Beware the buffet.

When serving yourself at a buffet, be aware that the size of the plate may trick you into dishing up too much. In a study published in the Journal of Consumer Research, buffet diners with large plates served themselves 52 percent more, ate 45 percent more, and wasted 135 percent more food than those with smaller plates. Beat this optical illusion by serving yourself small portions, then going back for more if you want it. (This works at home, too!)

Try a tapas/small plates restaurant.

Plenty of restaurants are known for serving small portions meant for sharing. The great thing about these restaurants is that they encourage ordering a few dishes and keeping a menu on hand to order more if you are still hungry.

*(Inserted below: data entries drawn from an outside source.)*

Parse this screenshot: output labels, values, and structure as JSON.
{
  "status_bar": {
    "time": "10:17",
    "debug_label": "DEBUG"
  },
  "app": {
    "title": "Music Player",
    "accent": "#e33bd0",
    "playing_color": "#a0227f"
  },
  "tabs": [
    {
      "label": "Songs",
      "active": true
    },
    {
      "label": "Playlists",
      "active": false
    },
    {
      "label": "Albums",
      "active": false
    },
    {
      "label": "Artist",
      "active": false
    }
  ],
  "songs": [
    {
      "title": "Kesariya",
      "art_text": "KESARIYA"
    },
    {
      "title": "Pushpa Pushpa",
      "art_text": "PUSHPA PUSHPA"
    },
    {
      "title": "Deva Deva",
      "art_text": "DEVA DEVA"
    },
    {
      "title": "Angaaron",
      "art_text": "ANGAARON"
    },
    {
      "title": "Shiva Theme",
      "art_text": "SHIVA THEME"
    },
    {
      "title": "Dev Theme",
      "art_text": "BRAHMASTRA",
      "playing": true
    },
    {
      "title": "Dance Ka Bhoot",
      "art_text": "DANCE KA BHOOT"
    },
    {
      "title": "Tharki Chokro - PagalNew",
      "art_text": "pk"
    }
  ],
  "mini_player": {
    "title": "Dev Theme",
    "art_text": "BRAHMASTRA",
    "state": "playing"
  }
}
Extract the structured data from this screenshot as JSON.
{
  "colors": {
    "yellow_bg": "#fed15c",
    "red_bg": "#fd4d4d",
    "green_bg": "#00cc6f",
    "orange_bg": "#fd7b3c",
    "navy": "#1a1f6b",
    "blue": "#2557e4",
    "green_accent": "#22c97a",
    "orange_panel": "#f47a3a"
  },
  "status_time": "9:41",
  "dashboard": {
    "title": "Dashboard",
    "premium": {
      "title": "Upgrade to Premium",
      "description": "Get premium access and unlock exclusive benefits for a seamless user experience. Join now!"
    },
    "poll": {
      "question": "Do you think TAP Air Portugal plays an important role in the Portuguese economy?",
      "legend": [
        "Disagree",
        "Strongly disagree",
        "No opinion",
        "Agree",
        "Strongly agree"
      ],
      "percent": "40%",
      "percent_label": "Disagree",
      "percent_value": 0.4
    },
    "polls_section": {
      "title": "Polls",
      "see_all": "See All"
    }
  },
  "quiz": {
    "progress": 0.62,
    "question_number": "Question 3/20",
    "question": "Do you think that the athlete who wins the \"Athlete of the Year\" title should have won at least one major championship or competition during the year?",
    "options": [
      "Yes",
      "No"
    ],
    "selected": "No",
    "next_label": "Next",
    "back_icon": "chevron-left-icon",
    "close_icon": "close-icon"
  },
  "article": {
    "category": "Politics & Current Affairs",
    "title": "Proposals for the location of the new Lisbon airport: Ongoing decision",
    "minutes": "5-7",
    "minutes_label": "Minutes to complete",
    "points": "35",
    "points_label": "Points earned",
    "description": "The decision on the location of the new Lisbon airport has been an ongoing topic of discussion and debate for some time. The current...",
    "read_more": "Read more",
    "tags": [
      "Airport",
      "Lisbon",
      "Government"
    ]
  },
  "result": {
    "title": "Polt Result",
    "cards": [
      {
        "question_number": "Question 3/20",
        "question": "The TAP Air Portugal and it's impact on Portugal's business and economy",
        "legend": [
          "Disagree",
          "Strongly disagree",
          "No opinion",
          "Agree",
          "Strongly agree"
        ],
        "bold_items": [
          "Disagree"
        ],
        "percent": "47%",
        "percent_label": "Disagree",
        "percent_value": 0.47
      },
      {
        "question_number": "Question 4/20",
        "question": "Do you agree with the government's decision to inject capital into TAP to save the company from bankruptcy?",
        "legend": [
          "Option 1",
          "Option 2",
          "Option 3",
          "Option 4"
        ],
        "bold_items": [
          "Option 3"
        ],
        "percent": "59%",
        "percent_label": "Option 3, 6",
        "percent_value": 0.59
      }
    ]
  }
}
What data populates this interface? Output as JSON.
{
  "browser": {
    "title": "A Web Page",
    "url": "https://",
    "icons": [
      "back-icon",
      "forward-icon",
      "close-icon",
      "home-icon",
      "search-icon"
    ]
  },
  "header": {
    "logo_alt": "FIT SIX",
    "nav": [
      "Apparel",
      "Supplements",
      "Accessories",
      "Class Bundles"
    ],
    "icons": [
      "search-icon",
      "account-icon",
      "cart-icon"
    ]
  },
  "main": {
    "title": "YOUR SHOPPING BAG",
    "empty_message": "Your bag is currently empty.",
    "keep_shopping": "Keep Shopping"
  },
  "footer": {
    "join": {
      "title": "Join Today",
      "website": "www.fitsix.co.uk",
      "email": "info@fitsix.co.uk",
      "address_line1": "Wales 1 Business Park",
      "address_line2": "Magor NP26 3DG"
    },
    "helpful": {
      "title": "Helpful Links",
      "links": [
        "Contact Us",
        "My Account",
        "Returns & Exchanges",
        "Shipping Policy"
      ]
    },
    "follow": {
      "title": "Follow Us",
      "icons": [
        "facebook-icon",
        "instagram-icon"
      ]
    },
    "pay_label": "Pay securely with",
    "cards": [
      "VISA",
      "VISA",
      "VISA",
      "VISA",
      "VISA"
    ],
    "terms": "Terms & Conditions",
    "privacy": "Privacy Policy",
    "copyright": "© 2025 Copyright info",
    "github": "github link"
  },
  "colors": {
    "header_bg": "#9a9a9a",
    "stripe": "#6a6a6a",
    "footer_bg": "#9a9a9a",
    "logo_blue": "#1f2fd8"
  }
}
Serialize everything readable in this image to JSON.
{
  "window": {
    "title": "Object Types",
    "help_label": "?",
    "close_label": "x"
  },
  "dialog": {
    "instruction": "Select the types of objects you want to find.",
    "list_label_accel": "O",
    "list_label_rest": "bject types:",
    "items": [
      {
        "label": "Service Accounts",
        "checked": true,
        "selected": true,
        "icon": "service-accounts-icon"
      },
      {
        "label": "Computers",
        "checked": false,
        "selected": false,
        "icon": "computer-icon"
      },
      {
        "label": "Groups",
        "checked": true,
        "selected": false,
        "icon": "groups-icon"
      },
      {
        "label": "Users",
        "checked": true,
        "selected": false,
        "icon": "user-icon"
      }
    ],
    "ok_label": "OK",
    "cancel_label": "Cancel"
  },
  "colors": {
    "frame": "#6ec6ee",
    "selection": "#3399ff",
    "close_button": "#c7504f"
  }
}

Cafeteria style? Go trayless.

Trays in cafeterias have been proven to cause more food pile up, and in turn, more food waste. A study at American University documented a 32% reduction in food waste when trays were made unavailable at a university dining facility. If you eat regularly at a cafeteria with trays, try going trayless and see if it helps you send less uneaten food down the conveyer belt.

Give your leftovers to someone in need.

If you know you’re not going to take an unfinished meal home, like when you’re traveling or not going directly home, at the very least, ask for a to-go box and place on top of the nearest post office box. That way, the next homeless (or hungry!) person who comes along will be able to pick up the food.

Support sustainable restaurants.

If you want to go further in reducing restaurant food waste, get to know which restaurants in your area are involved with local food rescue organizations. Ask if they donate excess food to feed the hungry or if they compost their kitchen scraps. There are a lot of restaurants making strides in sustainability.

Infographic sources: National Heart, Lung, and Blood Institute, Food Waste Reduction Alliance, Journal of Experimental Psychology, Natural Resources Defense Council, Journal of Hunger and Environmental Nutrition.